Northwestern University’s campus newspaper is under fire for covering protests sparked by a campus visit from Jeff Sessions, former U.S. Attorney General. Student editors of The Daily Northwestern are receiving backlash for the paper simply doing its job: reporting the news.
What was the newspaper’s supposed offense? Sending reporters to cover Sessions’ speech and associated protests, and contacting participating students afterwards to get their take on the evening’s events. One of the reporters took pictures of the protestors, and later tweeted the images. Keep in mind these people were protesting in public.
According to the unfortunate apology released by The Daily Northwestern, the paper “did not want to play a role in any disciplinary action that could be taken by the university.” Additionally, staffers removed the pictures from Twitter and scrubbed the names from the article for the “privacy and safety” of the students.

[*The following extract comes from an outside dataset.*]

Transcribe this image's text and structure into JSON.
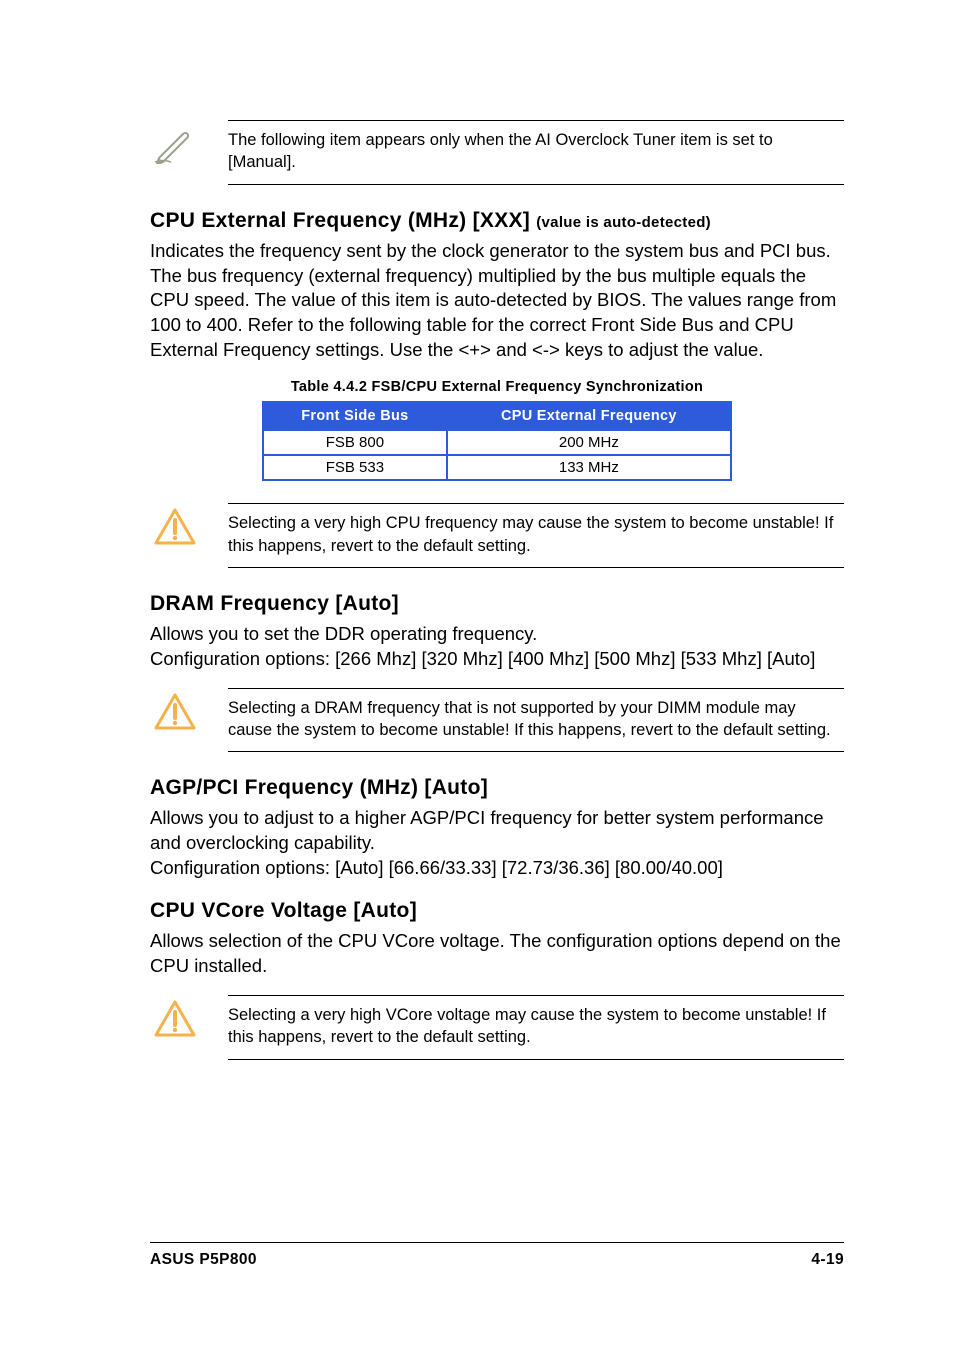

Though perhaps well-intentioned, this is the wrong approach. Journalists need to be able to report the truth, even if that means highlighting both sides of an issue and invading the “privacy” of participants in a public protest. Both the student activists and reporters need to recognize the value and rights involved with freedom of the press.

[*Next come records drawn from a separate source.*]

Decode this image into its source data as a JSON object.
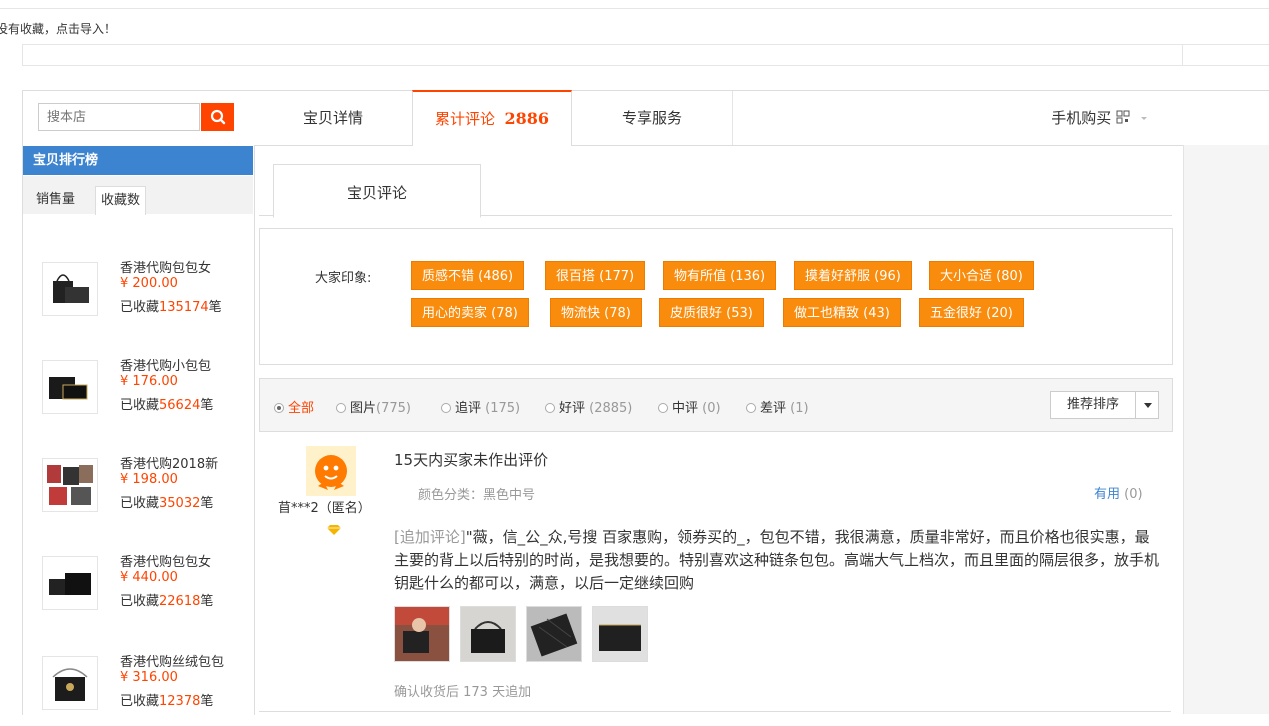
{
  "notice": "没有收藏，点击导入！",
  "search": {
    "placeholder": "搜本店"
  },
  "ranking": {
    "title": "宝贝排行榜",
    "tabs": [
      "销售量",
      "收藏数"
    ],
    "fav_prefix": "已收藏",
    "fav_suffix": "笔",
    "items": [
      {
        "name": "香港代购包包女",
        "price": "¥ 200.00",
        "fav": "135174"
      },
      {
        "name": "香港代购小包包",
        "price": "¥ 176.00",
        "fav": "56624"
      },
      {
        "name": "香港代购2018新",
        "price": "¥ 198.00",
        "fav": "35032"
      },
      {
        "name": "香港代购包包女",
        "price": "¥ 440.00",
        "fav": "22618"
      },
      {
        "name": "香港代购丝绒包包",
        "price": "¥ 316.00",
        "fav": "12378"
      }
    ]
  },
  "tabs": {
    "details": "宝贝详情",
    "reviews_label": "累计评论",
    "reviews_count": "2886",
    "service": "专享服务",
    "mobile": "手机购买"
  },
  "subtab": "宝贝评论",
  "impressions": {
    "label": "大家印象:",
    "tags": [
      "质感不错 (486)",
      "很百搭 (177)",
      "物有所值 (136)",
      "摸着好舒服 (96)",
      "大小合适 (80)",
      "用心的卖家 (78)",
      "物流快 (78)",
      "皮质很好 (53)",
      "做工也精致 (43)",
      "五金很好 (20)"
    ]
  },
  "filters": {
    "all": "全部",
    "pics": "图片",
    "pics_count": "(775)",
    "append": "追评",
    "append_count": "(175)",
    "good": "好评",
    "good_count": "(2885)",
    "mid": "中评",
    "mid_count": "(0)",
    "bad": "差评",
    "bad_count": "(1)",
    "sort": "推荐排序"
  },
  "review": {
    "username": "苜***2（匿名）",
    "title": "15天内买家未作出评价",
    "sku": "颜色分类：黑色中号",
    "useful_label": "有用",
    "useful_count": "(0)",
    "append_tag": "[追加评论]",
    "text": "\"薇，信_公_众,号搜 百家惠购，领券买的_，包包不错，我很满意，质量非常好，而且价格也很实惠，最主要的背上以后特别的时尚，是我想要的。特别喜欢这种链条包包。高端大气上档次，而且里面的隔层很多，放手机钥匙什么的都可以，满意，以后一定继续回购",
    "footer": "确认收货后 173 天追加"
  },
  "colors": {
    "accent": "#ff4400",
    "tag_bg": "#f98c0c",
    "rank_header": "#3c84d0"
  }
}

We see free speech under attack at many colleges, but at a university with one of the top journalism schools in the country, this turn of events is especially concerning. With student reporters feeling like they can’t adequately and accurately portray the events happening on campus without backlash, freedom of the press is on the line.

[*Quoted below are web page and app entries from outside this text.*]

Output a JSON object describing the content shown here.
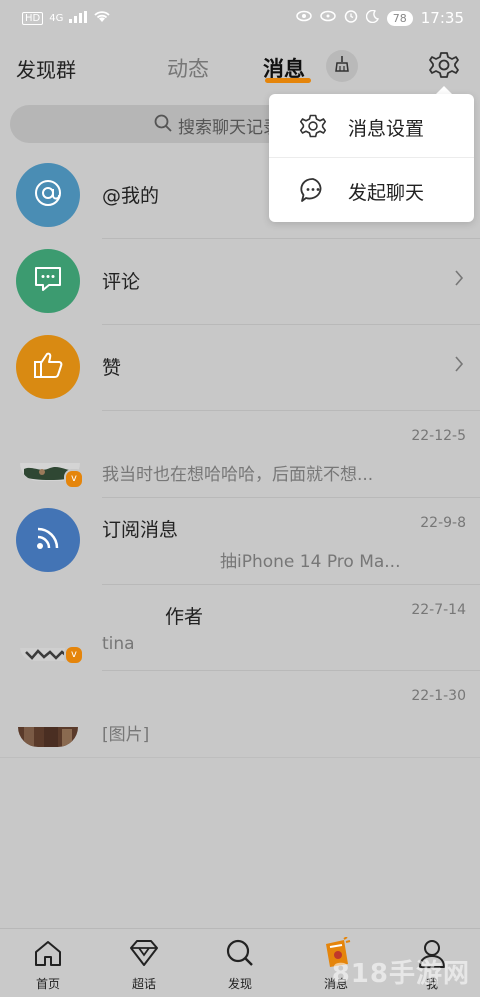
{
  "status_bar": {
    "left_indicators": [
      "HD",
      "4G"
    ],
    "battery": "78",
    "time": "17:35"
  },
  "header": {
    "left_title": "发现群",
    "tabs": [
      {
        "label": "动态",
        "active": false
      },
      {
        "label": "消息",
        "active": true
      }
    ],
    "accent_color": "#e5850b"
  },
  "search": {
    "placeholder": "搜索聊天记录"
  },
  "messages": [
    {
      "title": "@我的",
      "icon": "at-icon",
      "color": "#4a8db4"
    },
    {
      "title": "评论",
      "icon": "comment-icon",
      "color": "#3c9b70"
    },
    {
      "title": "赞",
      "icon": "thumbs-up-icon",
      "color": "#d98a12"
    },
    {
      "title": "",
      "preview": "我当时也在想哈哈哈，后面就不想...",
      "date": "22-12-5"
    },
    {
      "title": "订阅消息",
      "preview": "抽iPhone 14 Pro Ma...",
      "date": "22-9-8",
      "icon": "rss-icon",
      "color": "#4374b5"
    },
    {
      "title": "作者",
      "preview": "tina",
      "date": "22-7-14"
    },
    {
      "title": "",
      "preview": "[图片]",
      "date": "22-1-30"
    }
  ],
  "popup_menu": {
    "items": [
      {
        "label": "消息设置",
        "icon": "gear-icon"
      },
      {
        "label": "发起聊天",
        "icon": "chat-bubble-icon"
      }
    ]
  },
  "bottom_nav": {
    "items": [
      {
        "label": "首页",
        "icon": "home-icon"
      },
      {
        "label": "超话",
        "icon": "diamond-icon"
      },
      {
        "label": "发现",
        "icon": "search-icon"
      },
      {
        "label": "消息",
        "icon": "message-icon"
      },
      {
        "label": "我",
        "icon": "person-icon"
      }
    ]
  },
  "watermark": "818手游网"
}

The dean of Northwestern’s journalism school issued his own powerful statement which criticized the decision of the paper to retract its reporting and apologize but also recognized the challenges of community reporting. He also emphasized that the journalists themselves are still learning. We just hope this provides a larger “teaching moment” for budding journalists around the country about the critical role a free press plays in our democracy.